When families receive a difficult diagnosis for their child, the way forward is seldom clear. Helping clients navigate the day-to-day realities of this new life—while planning for their child’s future financial security—requires sensitivity and detailed planning expertise.
State and federal government laws address some areas, but there is still no clear path to a world where a family’s disabled member can lead the fullest possible life. Even the language to describe a person with an intellectual disability is constantly evolving. To help clients manage the road ahead, keep these key points in mind.
Start With The Numbers
Having a disabled child requires a unique solution for every family. The best advisors help their clients strike a balance between a child’s needs today and in the future. How much should families allocate toward long-term caregiving, medical needs, and housing? Do expenses match or exceed what is covered by government benefits? How should they structure their estate, so funds intended for their child do not incur estate taxes? Should they divide their estate equitably among siblings? Crystallizing these figures will allow families to enjoy the present while instilling a better sense of control.
Protect Against Worst-Case Outcomes
A disabled child may not have the wherewithal to become a financially independent adult who can generate meaningful income on her own. And expenses may exceed what government benefits cover. However, in order to qualify for benefits, careful planning is required to ensure a disabled child minimizes assets held in her name. As a result, most families plan to fund a third-party Special Needs Trust for their loved one, so the inheritance that would otherwise go to her is set aside without interfering with government benefits.
Since legal documents don’t capture everything, be sure to memorialize the family’s vision for their child’s best life and the team that will help the child achieve this in a Letter of Intent that will complement the Special Needs Trust. Don’t forget to involve siblings, who may ultimately partner with trusted advisors to ensure the disabled family member’s quality of life.
What about high-net-worth clients who have the wherewithal to provide for a disabled family member outright? Preserving government benefits via a third-party Special Needs Trust (SNT) still makes sense—not for monthly income, but for access. Certain programs or housing opportunities are solely available to individuals eligible for federal supplemental security income (SSI), regardless of their family’s ability to privately pay. Given that new government programs continue to emerge—and no one can predict what the landscape might look like decades from now—maintaining flexibility for your clients is vital.
Don’t Underestimate The Complexity
Once a Special Needs Trust is created, families need help determining how to fully fund it to meet their child’s lifelong needs. Planning for a “rainy day” scenario—like a medical emergency or gap in supportive care—is more complex for disabled individuals who may find it challenging to advocate independently for optimal outcomes.
Beyond funding, other questions arise. Should the trust be created during the lifetime of the grantor—often a parent—or following the grantor’s death? Are there extended family members, such as grandparents, who also intend to contribute to the child’s lifelong care? Which assets are most appropriate assets for funding the SNT? Liquid assets—such as cash, stocks, and bonds—are desirable, but aren’t always available. What if a family’s wealth largely comprises retirement plans or illiquid assets, such as real estate or a family business? Once again, special care must be taken with these assets to ensure that the property can be managed for the disabled family member without disqualifying him or her from accessing valuable government benefits.

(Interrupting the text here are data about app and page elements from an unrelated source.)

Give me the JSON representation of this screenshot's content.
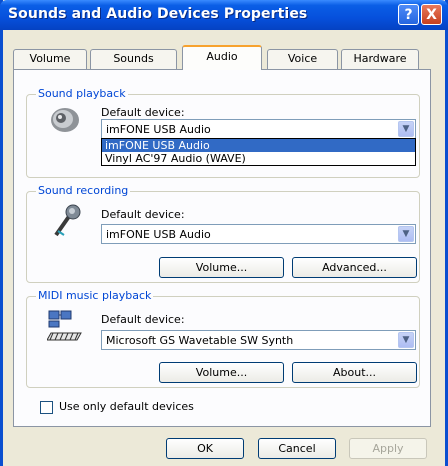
{
  "window": {
    "title": "Sounds and Audio Devices Properties",
    "help_glyph": "?",
    "close_glyph": "X"
  },
  "tabs": [
    {
      "label": "Volume"
    },
    {
      "label": "Sounds"
    },
    {
      "label": "Audio"
    },
    {
      "label": "Voice"
    },
    {
      "label": "Hardware"
    }
  ],
  "active_tab": "Audio",
  "playback": {
    "group_label": "Sound playback",
    "default_label": "Default device:",
    "selected": "imFONE USB Audio",
    "options": [
      "imFONE USB Audio",
      "Vinyl AC'97 Audio (WAVE)"
    ],
    "dropdown_open": true
  },
  "recording": {
    "group_label": "Sound recording",
    "default_label": "Default device:",
    "selected": "imFONE USB Audio",
    "volume_button": "Volume...",
    "advanced_button": "Advanced..."
  },
  "midi": {
    "group_label": "MIDI music playback",
    "default_label": "Default device:",
    "selected": "Microsoft GS Wavetable SW Synth",
    "volume_button": "Volume...",
    "about_button": "About..."
  },
  "only_default": {
    "label": "Use only default devices",
    "checked": false
  },
  "footer": {
    "ok": "OK",
    "cancel": "Cancel",
    "apply": "Apply"
  },
  "colors": {
    "titlebar": "#0650dc",
    "group_label": "#0046d5",
    "active_tab_accent": "#f7a22e",
    "selection": "#316ac5"
  }
}
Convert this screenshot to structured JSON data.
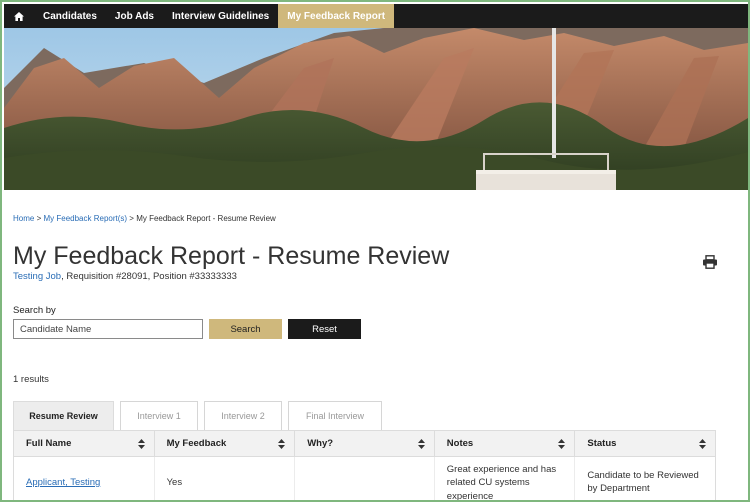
{
  "nav": {
    "home_icon": "home-icon",
    "items": [
      "Candidates",
      "Job Ads",
      "Interview Guidelines",
      "My Feedback Report"
    ],
    "active_index": 3
  },
  "breadcrumb": {
    "home": "Home",
    "sep1": " > ",
    "reports": "My Feedback Report(s)",
    "sep2": " > ",
    "current": "My Feedback Report - Resume Review"
  },
  "page": {
    "title": "My Feedback Report - Resume Review",
    "job_link": "Testing Job",
    "job_details": ", Requisition #28091, Position #33333333",
    "print_icon": "print-icon"
  },
  "search": {
    "label": "Search by",
    "placeholder": "Candidate Name",
    "search_label": "Search",
    "reset_label": "Reset"
  },
  "results_text": "1 results",
  "tabs": [
    {
      "label": "Resume Review"
    },
    {
      "label": "Interview 1"
    },
    {
      "label": "Interview 2"
    },
    {
      "label": "Final Interview"
    }
  ],
  "table": {
    "columns": [
      "Full Name",
      "My Feedback",
      "Why?",
      "Notes",
      "Status"
    ],
    "rows": [
      {
        "full_name": "Applicant, Testing",
        "feedback": "Yes",
        "why": "",
        "notes": "Great experience and has related CU systems experience",
        "status": "Candidate to be Reviewed by Department"
      }
    ]
  },
  "colors": {
    "nav_bg": "#1b1b1b",
    "accent_gold": "#cfb87c",
    "link": "#2a6db6",
    "frame": "#7fb77e"
  }
}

Selecting an appropriate trustee for a family member’s special needs trust is also an important decision, which can be impacted by family dynamics. The SNT trustee’s duties, such as tax reporting, record keeping, and benefits management can be intricate. In some cases, naming an independent corporate trustee, such as a bank or trust company, is ideal because it assures professional management and avoids a situation in which a disabled family member is dependent on the decisions of another family member. The preferred trustee, whether individual or corporate, will also be determined based on the type of special needs trust the family determines is best for the disabled family member.
Families Are Their Own Best Advocates
Building a dream team takes on special meaning when working with families with disabled children. Financial and tax advisors are critical for core planning needs. Lawyers not only help create a Special Needs Trust and a Guardianship/Limited Conservatorship but can also provide meaningful insights on Individualized Education Plans (IEPs) for school-aged children. Longer-term, some families may also wish to establish a Person-Centered Planning team that surrounds a child with a lifelong circle of support.
Above all, give your clients the space to do what’s best for them and their child. Not all experts will offer the optimal solution for every family. Each situation may require a unique combination of services. It’s natural for parents/guardians of disabled children to worry about lifelong care—especially because they know they won’t always be there. Everyone just wants what is best for their loved ones. But for disabled children, these concerns rise to a whole new level. With some forethought, and the right professional partners, you can help families ensure their child lives the fullest possible life.
Ashley Velategui, CFA, is a director in the Wealth Strategies Group at Bernstein Private Wealth Management.